The age of reason has not yet fully dawned, apparently. Almost one-quarter of British adults claim to have consulted a psychic or medium, even though many fewer (one in seven) believe that these intermediaries have a real ability to predict the future and/or talk to the dead.
This is according to a YouGov survey published on 5 October. Fieldwork was conducted online among a representative sample of 2,500 Britons aged 18 and over on 25-26 September 2011. The data tables are available at:
Asked whether they had ever consulted a psychic or medium, 75% said no and 23% yes. Of the latter, 11% had done so only for fun and 12% with serious intent. Women (32%) were far more likely to have visited a psychic than men (12%). The 18-24s also recorded a low figure (13%).

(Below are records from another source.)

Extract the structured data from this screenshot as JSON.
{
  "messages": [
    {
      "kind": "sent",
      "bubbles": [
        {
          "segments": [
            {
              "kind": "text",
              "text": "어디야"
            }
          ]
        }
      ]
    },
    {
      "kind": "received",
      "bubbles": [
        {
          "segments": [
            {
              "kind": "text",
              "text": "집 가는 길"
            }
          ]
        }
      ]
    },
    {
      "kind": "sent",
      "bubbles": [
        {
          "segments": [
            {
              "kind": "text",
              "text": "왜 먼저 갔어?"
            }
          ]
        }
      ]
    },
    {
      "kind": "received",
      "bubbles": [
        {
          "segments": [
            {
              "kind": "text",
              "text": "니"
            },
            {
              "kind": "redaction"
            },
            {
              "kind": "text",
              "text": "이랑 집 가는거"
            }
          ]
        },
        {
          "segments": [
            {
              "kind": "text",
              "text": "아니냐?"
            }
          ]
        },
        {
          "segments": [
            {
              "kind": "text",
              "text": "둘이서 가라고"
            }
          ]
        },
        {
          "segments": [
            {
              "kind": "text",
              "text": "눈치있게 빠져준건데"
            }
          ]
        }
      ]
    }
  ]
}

The overall proportion who had consulted a psychic or medium was consistent with previous YouGov polls in October 2004 (24%) and October 2007 (25%) and with the Hereafter Report of January 2011 (22%), but it was larger than in a Populus survey of April 2005 (17%).
Of those who had consulted a psychic or medium, 57% felt the consultation had been truthful and 33% untruthful, with 9% uncertain. The perception of truthfulness increased with age, from 40% among the 18-24s to 62% with the over-60s. It was also higher among manual workers (63%) than non-manuals (52%) and comparatively low for Londoners and Scots (51%).
However, just 14% of the whole sample actually believed that psychics have a genuine ability to predict the future and/or talk to the dead, comprising 7% of men and 20% of women. 58% did not consider that psychics have such skills, of whom nearly three in five (34%) contended that they were deliberately deceiving the public.
Such deception has been in the news lately, with doubts raised about the genuineness of one of the country’s best-known psychics.
Finally, respondents were asked by YouGov to rate how spiritual they judged themselves. Three-fifths said that they were not spiritual, rising to 71% with men, 65% for 18-24s, and 64% for non-manual workers.
35% described themselves as spiritual, including 45% of women and 40% of the over-60s. This compares with 32% in last January’s Hereafter Report, which also gave religiosity as an alternative to spirituality, a choice not available in the current YouGov poll.